• **Work task**
Without changing a single word, output each entry.

○ ○ ○ ○

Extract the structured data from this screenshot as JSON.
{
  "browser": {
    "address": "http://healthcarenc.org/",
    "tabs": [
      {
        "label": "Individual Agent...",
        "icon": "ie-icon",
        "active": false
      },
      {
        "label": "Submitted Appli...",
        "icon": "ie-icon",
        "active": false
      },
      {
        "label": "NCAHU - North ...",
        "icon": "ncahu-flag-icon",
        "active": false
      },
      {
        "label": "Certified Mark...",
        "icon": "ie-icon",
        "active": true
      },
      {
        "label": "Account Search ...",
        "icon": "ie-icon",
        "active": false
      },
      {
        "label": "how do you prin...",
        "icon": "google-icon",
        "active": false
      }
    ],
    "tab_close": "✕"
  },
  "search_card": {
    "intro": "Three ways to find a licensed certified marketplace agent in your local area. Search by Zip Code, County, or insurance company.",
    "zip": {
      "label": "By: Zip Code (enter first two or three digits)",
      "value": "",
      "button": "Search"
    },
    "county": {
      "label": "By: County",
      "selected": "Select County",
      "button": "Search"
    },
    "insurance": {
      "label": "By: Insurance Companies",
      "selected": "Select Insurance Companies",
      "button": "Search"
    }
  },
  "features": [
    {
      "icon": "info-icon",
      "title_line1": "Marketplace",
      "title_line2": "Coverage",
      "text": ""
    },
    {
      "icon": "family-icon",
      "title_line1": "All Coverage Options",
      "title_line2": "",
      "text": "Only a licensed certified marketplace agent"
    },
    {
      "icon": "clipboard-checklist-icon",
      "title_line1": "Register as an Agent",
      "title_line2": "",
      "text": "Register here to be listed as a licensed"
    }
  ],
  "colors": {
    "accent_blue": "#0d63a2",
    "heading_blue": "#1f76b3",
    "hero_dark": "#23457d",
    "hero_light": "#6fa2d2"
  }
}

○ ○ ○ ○

• **Completed task**
Extract the structured data from this screenshot as JSON.
{
  "browser": {
    "address": "http://healthcarenc.org/",
    "tabs": [
      {
        "label": "Individual Agent...",
        "icon": "ie-icon",
        "active": false
      },
      {
        "label": "Submitted Appli...",
        "icon": "ie-icon",
        "active": false
      },
      {
        "label": "NCAHU - North ...",
        "icon": "ncahu-flag-icon",
        "active": false
      },
      {
        "label": "Certified Mark...",
        "icon": "ie-icon",
        "active": true
      },
      {
        "label": "Account Search ...",
        "icon": "ie-icon",
        "active": false
      },
      {
        "label": "how do you prin...",
        "icon": "google-icon",
        "active": false
      }
    ],
    "tab_close": "✕"
  },
  "search_card": {
    "intro": "Three ways to find a licensed certified marketplace agent in your local area. Search by Zip Code, County, or insurance company.",
    "zip": {
      "label": "By: Zip Code (enter first two or three digits)",
      "value": "",
      "button": "Search"
    },
    "county": {
      "label": "By: County",
      "selected": "Select County",
      "button": "Search"
    },
    "insurance": {
      "label": "By: Insurance Companies",
      "selected": "Select Insurance Companies",
      "button": "Search"
    }
  },
  "features": [
    {
      "icon": "info-icon",
      "title_line1": "Marketplace",
      "title_line2": "Coverage",
      "text": ""
    },
    {
      "icon": "family-icon",
      "title_line1": "All Coverage Options",
      "title_line2": "",
      "text": "Only a licensed certified marketplace agent"
    },
    {
      "icon": "clipboard-checklist-icon",
      "title_line1": "Register as an Agent",
      "title_line2": "",
      "text": "Register here to be listed as a licensed"
    }
  ],
  "colors": {
    "accent_blue": "#0d63a2",
    "heading_blue": "#1f76b3",
    "hero_dark": "#23457d",
    "hero_light": "#6fa2d2"
  }
}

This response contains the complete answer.